[Exercise input]

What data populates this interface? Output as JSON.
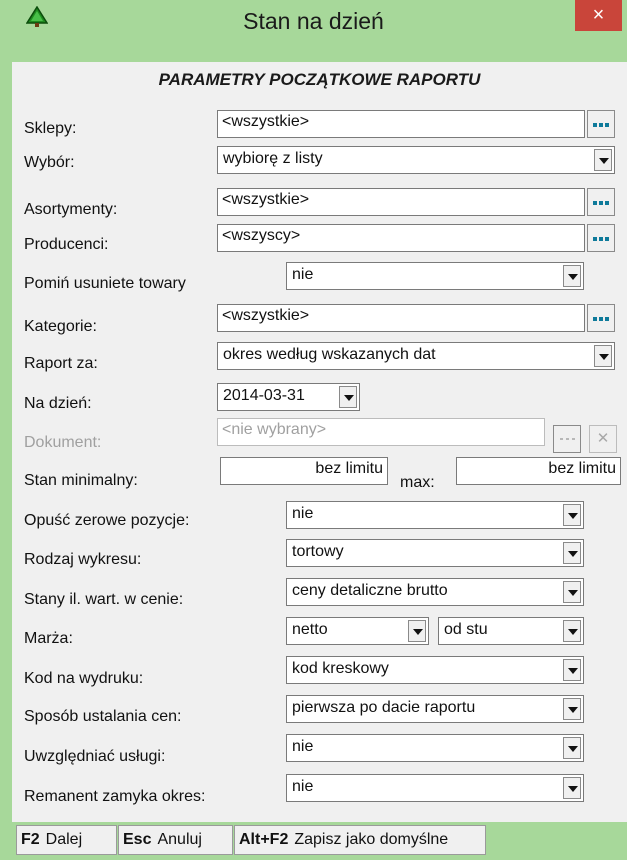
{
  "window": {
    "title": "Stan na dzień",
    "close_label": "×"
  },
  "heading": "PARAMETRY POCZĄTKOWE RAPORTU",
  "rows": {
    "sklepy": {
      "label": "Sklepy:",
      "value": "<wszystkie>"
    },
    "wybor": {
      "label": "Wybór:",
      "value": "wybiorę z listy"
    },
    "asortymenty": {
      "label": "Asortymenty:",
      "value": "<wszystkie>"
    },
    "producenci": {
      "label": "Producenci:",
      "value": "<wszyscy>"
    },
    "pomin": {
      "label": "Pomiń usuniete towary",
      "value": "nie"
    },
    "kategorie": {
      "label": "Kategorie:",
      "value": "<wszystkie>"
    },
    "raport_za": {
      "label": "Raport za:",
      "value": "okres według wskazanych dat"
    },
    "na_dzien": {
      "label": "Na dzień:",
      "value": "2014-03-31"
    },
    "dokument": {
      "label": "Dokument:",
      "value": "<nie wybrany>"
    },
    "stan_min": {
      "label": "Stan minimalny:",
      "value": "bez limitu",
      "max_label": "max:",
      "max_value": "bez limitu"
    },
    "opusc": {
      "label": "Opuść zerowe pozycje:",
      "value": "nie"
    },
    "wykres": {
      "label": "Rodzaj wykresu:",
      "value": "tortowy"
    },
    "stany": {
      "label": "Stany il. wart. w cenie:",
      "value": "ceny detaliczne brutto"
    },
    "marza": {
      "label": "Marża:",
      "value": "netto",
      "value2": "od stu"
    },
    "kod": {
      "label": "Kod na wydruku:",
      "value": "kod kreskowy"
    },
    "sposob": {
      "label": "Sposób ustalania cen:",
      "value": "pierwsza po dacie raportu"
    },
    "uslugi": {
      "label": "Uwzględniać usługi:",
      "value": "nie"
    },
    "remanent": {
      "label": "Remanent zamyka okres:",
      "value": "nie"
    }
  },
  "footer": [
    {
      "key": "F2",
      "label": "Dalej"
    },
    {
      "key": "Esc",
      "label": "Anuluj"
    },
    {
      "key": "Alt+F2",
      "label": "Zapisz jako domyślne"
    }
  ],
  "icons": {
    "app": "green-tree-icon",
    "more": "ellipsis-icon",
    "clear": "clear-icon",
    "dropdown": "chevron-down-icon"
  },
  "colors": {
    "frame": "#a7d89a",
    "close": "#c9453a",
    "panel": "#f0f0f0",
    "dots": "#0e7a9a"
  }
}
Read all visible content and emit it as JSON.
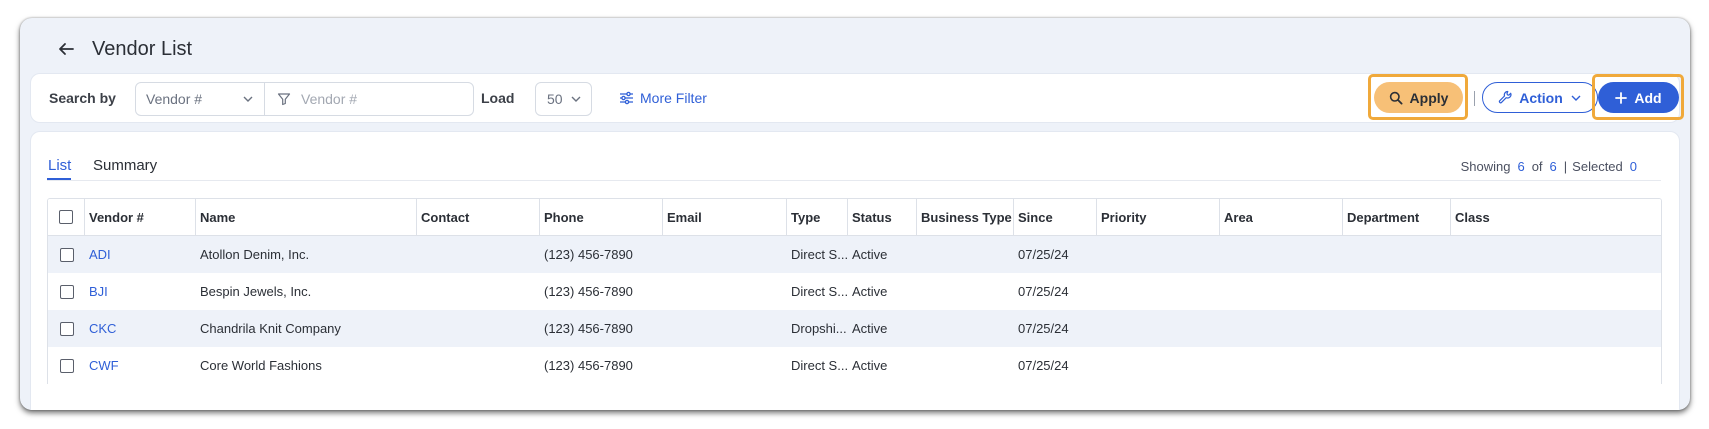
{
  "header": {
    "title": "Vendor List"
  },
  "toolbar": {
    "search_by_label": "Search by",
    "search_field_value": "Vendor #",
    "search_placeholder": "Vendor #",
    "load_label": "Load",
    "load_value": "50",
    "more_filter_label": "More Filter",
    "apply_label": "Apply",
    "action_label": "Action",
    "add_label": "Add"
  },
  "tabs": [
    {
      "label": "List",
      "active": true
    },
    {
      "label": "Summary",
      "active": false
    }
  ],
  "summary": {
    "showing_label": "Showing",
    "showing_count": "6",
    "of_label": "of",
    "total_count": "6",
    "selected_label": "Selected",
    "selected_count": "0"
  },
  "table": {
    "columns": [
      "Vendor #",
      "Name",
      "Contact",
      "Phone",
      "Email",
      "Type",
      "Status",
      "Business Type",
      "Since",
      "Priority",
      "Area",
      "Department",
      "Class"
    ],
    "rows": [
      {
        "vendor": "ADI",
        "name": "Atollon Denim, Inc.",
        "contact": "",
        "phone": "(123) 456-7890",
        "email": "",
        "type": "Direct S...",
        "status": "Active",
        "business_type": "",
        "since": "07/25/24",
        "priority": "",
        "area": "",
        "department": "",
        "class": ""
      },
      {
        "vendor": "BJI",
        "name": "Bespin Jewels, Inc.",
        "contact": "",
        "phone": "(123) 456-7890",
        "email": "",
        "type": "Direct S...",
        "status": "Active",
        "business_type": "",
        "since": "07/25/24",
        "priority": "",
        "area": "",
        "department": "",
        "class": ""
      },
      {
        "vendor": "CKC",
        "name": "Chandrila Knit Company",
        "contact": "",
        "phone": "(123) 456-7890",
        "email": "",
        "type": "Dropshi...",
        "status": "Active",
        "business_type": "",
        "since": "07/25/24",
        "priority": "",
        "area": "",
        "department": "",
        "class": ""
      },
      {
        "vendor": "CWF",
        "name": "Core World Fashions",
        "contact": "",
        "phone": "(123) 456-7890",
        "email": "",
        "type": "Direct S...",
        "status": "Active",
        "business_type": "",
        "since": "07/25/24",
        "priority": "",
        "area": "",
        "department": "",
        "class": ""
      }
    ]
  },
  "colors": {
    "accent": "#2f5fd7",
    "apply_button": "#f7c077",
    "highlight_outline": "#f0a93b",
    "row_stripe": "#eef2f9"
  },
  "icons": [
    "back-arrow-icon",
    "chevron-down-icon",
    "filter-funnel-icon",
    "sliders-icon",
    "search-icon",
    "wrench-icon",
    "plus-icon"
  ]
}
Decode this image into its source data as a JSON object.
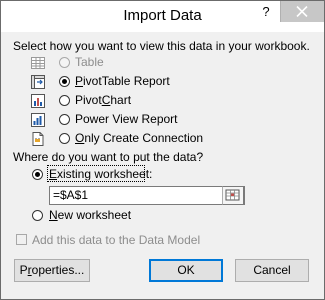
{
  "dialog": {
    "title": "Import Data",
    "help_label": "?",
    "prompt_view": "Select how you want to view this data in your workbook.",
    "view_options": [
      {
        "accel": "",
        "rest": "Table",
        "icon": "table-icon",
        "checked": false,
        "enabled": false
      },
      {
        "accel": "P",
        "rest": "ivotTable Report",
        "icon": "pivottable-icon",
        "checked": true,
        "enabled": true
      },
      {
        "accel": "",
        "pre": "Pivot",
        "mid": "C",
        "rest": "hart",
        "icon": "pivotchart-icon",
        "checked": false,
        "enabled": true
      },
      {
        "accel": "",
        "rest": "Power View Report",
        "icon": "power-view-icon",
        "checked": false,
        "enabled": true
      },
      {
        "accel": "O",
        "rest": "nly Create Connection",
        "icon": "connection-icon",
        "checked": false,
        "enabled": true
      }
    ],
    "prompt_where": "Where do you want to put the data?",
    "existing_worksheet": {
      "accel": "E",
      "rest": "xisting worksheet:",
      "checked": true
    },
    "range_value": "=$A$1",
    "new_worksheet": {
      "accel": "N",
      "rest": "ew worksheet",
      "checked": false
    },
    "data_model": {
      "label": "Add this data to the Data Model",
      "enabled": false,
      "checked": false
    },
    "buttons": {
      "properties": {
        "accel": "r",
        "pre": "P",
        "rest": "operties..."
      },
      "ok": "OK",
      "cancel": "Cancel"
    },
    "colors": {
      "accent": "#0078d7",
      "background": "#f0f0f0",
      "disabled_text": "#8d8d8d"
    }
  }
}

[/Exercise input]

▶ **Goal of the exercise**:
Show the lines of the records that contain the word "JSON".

▶ **Solution for this problem**:
What data populates this interface? Output as JSON.
Read all visible content and emit it as JSON.
Decode this image into its source data as a JSON object.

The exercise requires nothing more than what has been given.